There is no use in trying to prove otherwise; Wes Anderson has distinctly unmistakable style. His films are instantly recognizable and his colourful approach to storytelling has just as many ardent fans as it does detractors (or, as I like to refer to them as, sticks in the mud). As an admirer of his oeuvre, I would think it insulting to call him one note but I would also be hard pressed to say otherwise. That said, when the note in question is as beautiful and as boisterous as Anderson’s is, why is there even the need for another note to begin with? Besides, practicing what he knows over and over again has led Anderson to a place where the brilliance he creates seems effortless, as is exemplified in his latest offering, THE GRAND BUDAPEST HOTEL.

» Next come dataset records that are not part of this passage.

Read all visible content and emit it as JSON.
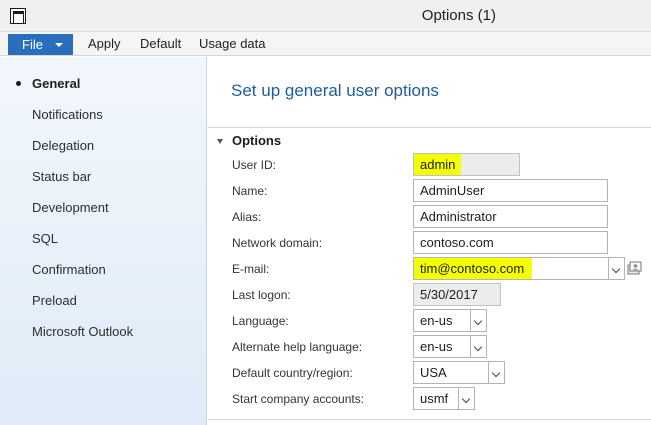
{
  "window": {
    "title": "Options (1)"
  },
  "toolbar": {
    "file_label": "File",
    "apply_label": "Apply",
    "default_label": "Default",
    "usage_label": "Usage data"
  },
  "nav": {
    "items": [
      {
        "label": "General",
        "active": true
      },
      {
        "label": "Notifications"
      },
      {
        "label": "Delegation"
      },
      {
        "label": "Status bar"
      },
      {
        "label": "Development"
      },
      {
        "label": "SQL"
      },
      {
        "label": "Confirmation"
      },
      {
        "label": "Preload"
      },
      {
        "label": "Microsoft Outlook"
      }
    ]
  },
  "main": {
    "title": "Set up general user options",
    "section_label": "Options",
    "fields": {
      "user_id": {
        "label": "User ID:",
        "value": "admin",
        "highlight_color": "#f4ff00"
      },
      "name": {
        "label": "Name:",
        "value": "AdminUser"
      },
      "alias": {
        "label": "Alias:",
        "value": "Administrator"
      },
      "network_domain": {
        "label": "Network domain:",
        "value": "contoso.com"
      },
      "email": {
        "label": "E-mail:",
        "value": "tim@contoso.com",
        "highlight_color": "#f4ff00"
      },
      "last_logon": {
        "label": "Last logon:",
        "value": "5/30/2017"
      },
      "language": {
        "label": "Language:",
        "value": "en-us"
      },
      "alt_help_language": {
        "label": "Alternate help language:",
        "value": "en-us"
      },
      "country_region": {
        "label": "Default country/region:",
        "value": "USA"
      },
      "start_company": {
        "label": "Start company accounts:",
        "value": "usmf"
      }
    }
  },
  "colors": {
    "accent": "#2a6ebe",
    "title_blue": "#1e5c9c",
    "highlight": "#f4ff00"
  },
  "icons": {
    "app": "app-window-icon",
    "lookup": "address-book-lookup-icon"
  }
}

In his follow up to the Academy Award-nominated critical darling, MOONRISE KINGDOM, Anderson tells a story, within a story, within test another story. Having been retold through so many wondrous filters, the story is so far removed from its original source that on many levels, it cannot help but be told with the grandees with which Anderson exudes. In doing so, Anderson almost seems to be justifying just how far removed from reality this story truly is. This is, after all, the story of a gigolo hotel concierge (Ralph Fiennes, having more fun with a role than I can ever recall seeing) who stands to inherit a great deal of money from the same elderly woman (Tilda Swinton, made to look elderly, and hysterical) he is thought to have murdered. He must, with the help of his trusted hotel lobby boy, Zero (Tony Revolori), prove his innocence and reclaim his rightful inheritance. In order to do this, he will need to break out of prison (with the help of Harvey Keitel), ward off the dead woman’s insane family (including Adrien Brody and a particularly frightening Willem Dafoe) avoid capture from the military police, led by Edward Norton, and reunite Zero with his lady love (Saoirse Ronan). He must do all of this while maintaining the reputation of the Grand Budapest, the love of his life. If it sounds like riotous zaniness, that’s because it is.
THE GRAND BUDAPEST HOTEL is clearly not meant to be taken seriously so why shouldn’t it be told with the airy and whimsical eye of Wes Anderson? Some stories, especially one that stemmed uniquely from his own mind to begin with (this is the first screenplay Anderson wrote all on his own), demand a particular vision to be told properly. Of course, while watching THE GRAND BUDAPEST HOTEL, you cannot help but notice the patterns in Anderson’s work but, in all honesty, this film constantly tickled me with such great delight that I didn’t care at all that Anderson hadn’t pushed himself as a filmmaker. In fact, I was thrilled he hadn’t and impressed with just how natural it all came to him. Plainly put, spending any length of time at the Grand Budapest is so infectious, you won’t ever want to leave. In fact, it may ruin you for other movies, I mean, other hotels.